Concept discovery is a Knowledge Discovery in Databases (KDD) research field that uses human-centered techniques such as Formal Concept Analysis (FCA), Biclustering, Triclustering, Conceptual Graphs etc. for gaining insight into the underlying conceptual structure of the data. Traditional machine learning techniques are mainly focusing on structured data whereas most data available resides in unstructured, often textual, form. Compared to traditional data mining techniques, human-centered instruments actively engage the domain expert in the discovery process. This volume contains the contributions to CDUD 2011, the International Workshop on Concept Discovery in Unstructured Data (CDUD) held in Moscow. The main goal of this workshop was to provide a forum for researchers and developers of data mining instruments working on issues with analyzing unstructured data. We are proud that we could welcome 13 valuable contributions to this volume. The majority of the accepted papers described innovative research on data discovery in unstructured texts. Authors worked on issues such as transforming unstructured into structured information by amongst others extracting keywords and opinion words from texts with Natural Language Processing methods. Multiple authors who participated in the workshop used methods from the conceptual structures field including Formal Concept Analysis and Conceptual Graphs. Applications include but are not limited to text mining police reports, sociological definitions, movie reviews, etc.

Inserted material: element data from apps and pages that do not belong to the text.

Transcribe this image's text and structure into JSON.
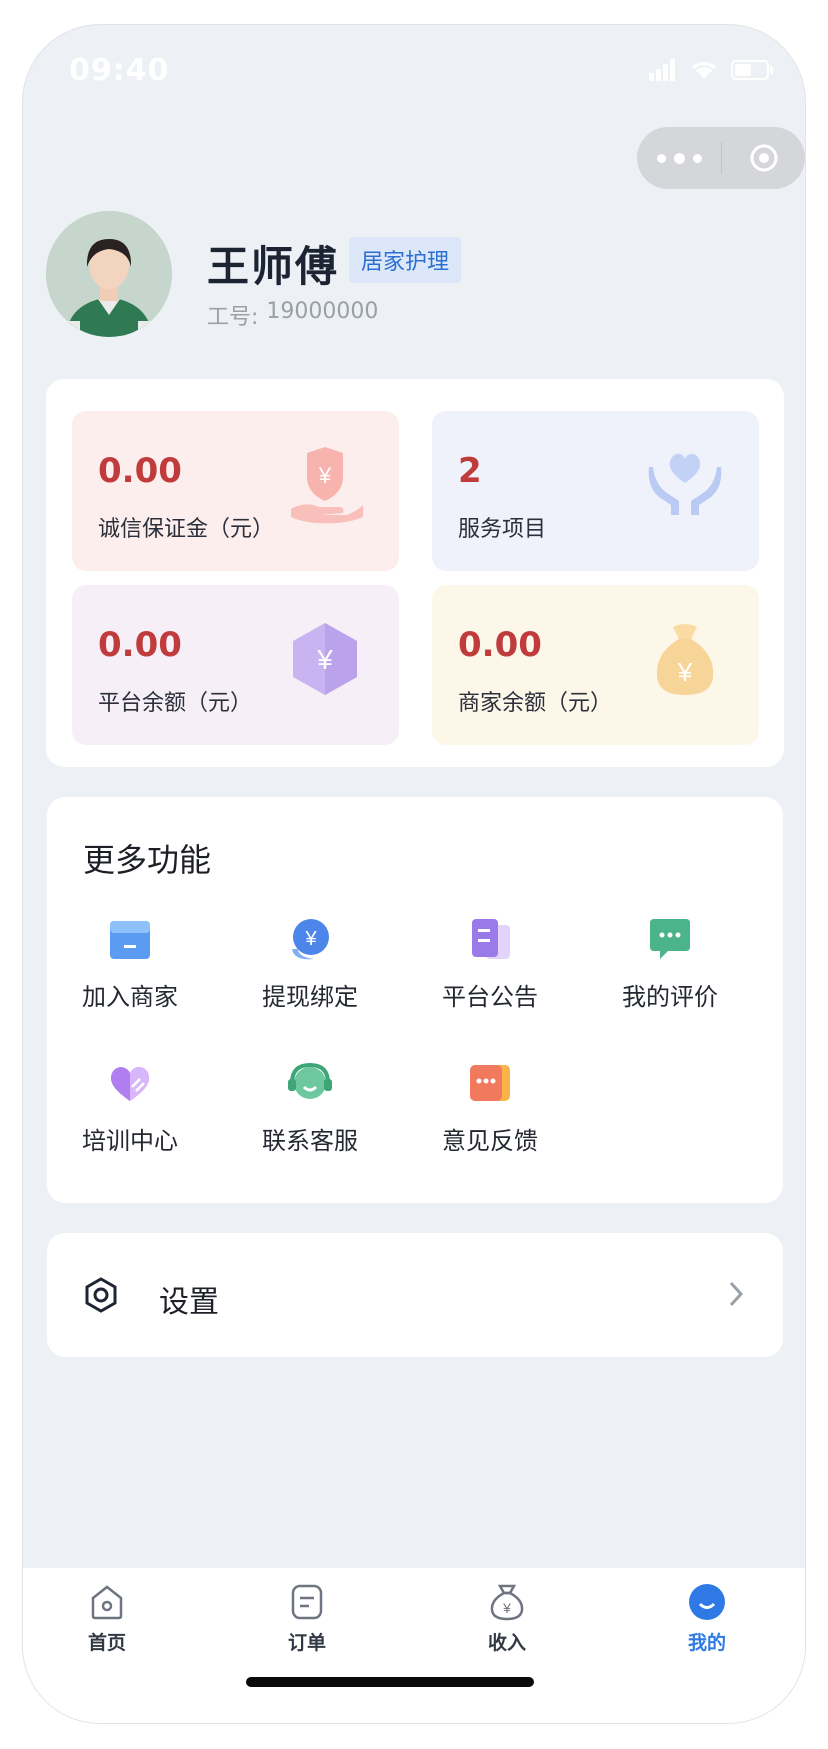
{
  "status_bar": {
    "time": "09:40"
  },
  "capsule": {
    "more_icon": "more-dots-icon",
    "close_icon": "target-circle-icon"
  },
  "profile": {
    "name": "王师傅",
    "tag": "居家护理",
    "id_label": "工号:",
    "id_value": "19000000"
  },
  "stats": [
    {
      "value": "0.00",
      "label": "诚信保证金（元）",
      "icon": "shield-yen-hand-icon",
      "color": "#c03b3b"
    },
    {
      "value": "2",
      "label": "服务项目",
      "icon": "heart-hands-icon",
      "color": "#c03b3b"
    },
    {
      "value": "0.00",
      "label": "平台余额（元）",
      "icon": "hexagon-yen-icon",
      "color": "#c03b3b"
    },
    {
      "value": "0.00",
      "label": "商家余额（元）",
      "icon": "money-bag-icon",
      "color": "#c03b3b"
    }
  ],
  "more": {
    "title": "更多功能",
    "items": [
      {
        "label": "加入商家",
        "icon": "store-icon"
      },
      {
        "label": "提现绑定",
        "icon": "yen-bubble-icon"
      },
      {
        "label": "平台公告",
        "icon": "notice-icon"
      },
      {
        "label": "我的评价",
        "icon": "comment-icon"
      },
      {
        "label": "培训中心",
        "icon": "training-heart-icon"
      },
      {
        "label": "联系客服",
        "icon": "headset-icon"
      },
      {
        "label": "意见反馈",
        "icon": "feedback-icon"
      }
    ]
  },
  "settings": {
    "label": "设置",
    "icon": "settings-hexagon-icon"
  },
  "tabbar": {
    "items": [
      {
        "label": "首页",
        "icon": "home-icon",
        "active": false
      },
      {
        "label": "订单",
        "icon": "order-icon",
        "active": false
      },
      {
        "label": "收入",
        "icon": "income-bag-icon",
        "active": false
      },
      {
        "label": "我的",
        "icon": "profile-icon",
        "active": true
      }
    ],
    "active_color": "#2f79e6"
  }
}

Concept Relation Discovery and Innovation Enabling Technology (CORDIET), is a toolbox for gaining new knowledge from unstructured text data. At the core of CORDIET is the C-K theory which captures the essential elements of innovation. The tool uses Formal Concept Analysis (FCA), Emergent Self Organizing Maps (ESOM) and Hidden Markov Models (HMM) as main artifacts in the analysis process. The user can define temporal, text mining and compound attributes. The text mining attributes are used to analyze the unstructured text in documents, the temporal attributes use these document’s timestamps for analysis. The compound attributes are XML rules based on text mining and temporal attributes. The user can cluster objects with object-cluster rules and can chop the data in pieces with segmentation rules. The artifacts are optimized for efficient data analysis; object labels in the FCA lattice and ESOM map contain an URL on which the user can click to open the selected document.
In 2006, Russia amended its competition law and added the concepts of ‘collective dominance’ and its abuse. This was seen as an attempt to address the common problem of ‘conscious parallelism’ among firms in concentrated industries. Critics feared that the enforcement of this provision would become tantamount to government regulation of prices. In this paper we examine the enforcement experience to date, looking especially closely at sanctions imposed on firms in the oil industry. Some difficulties and complications experienced in enforcement are analysed, and some alternative strategies for addressing anticompetitive behaviour in concentrated industries discussed.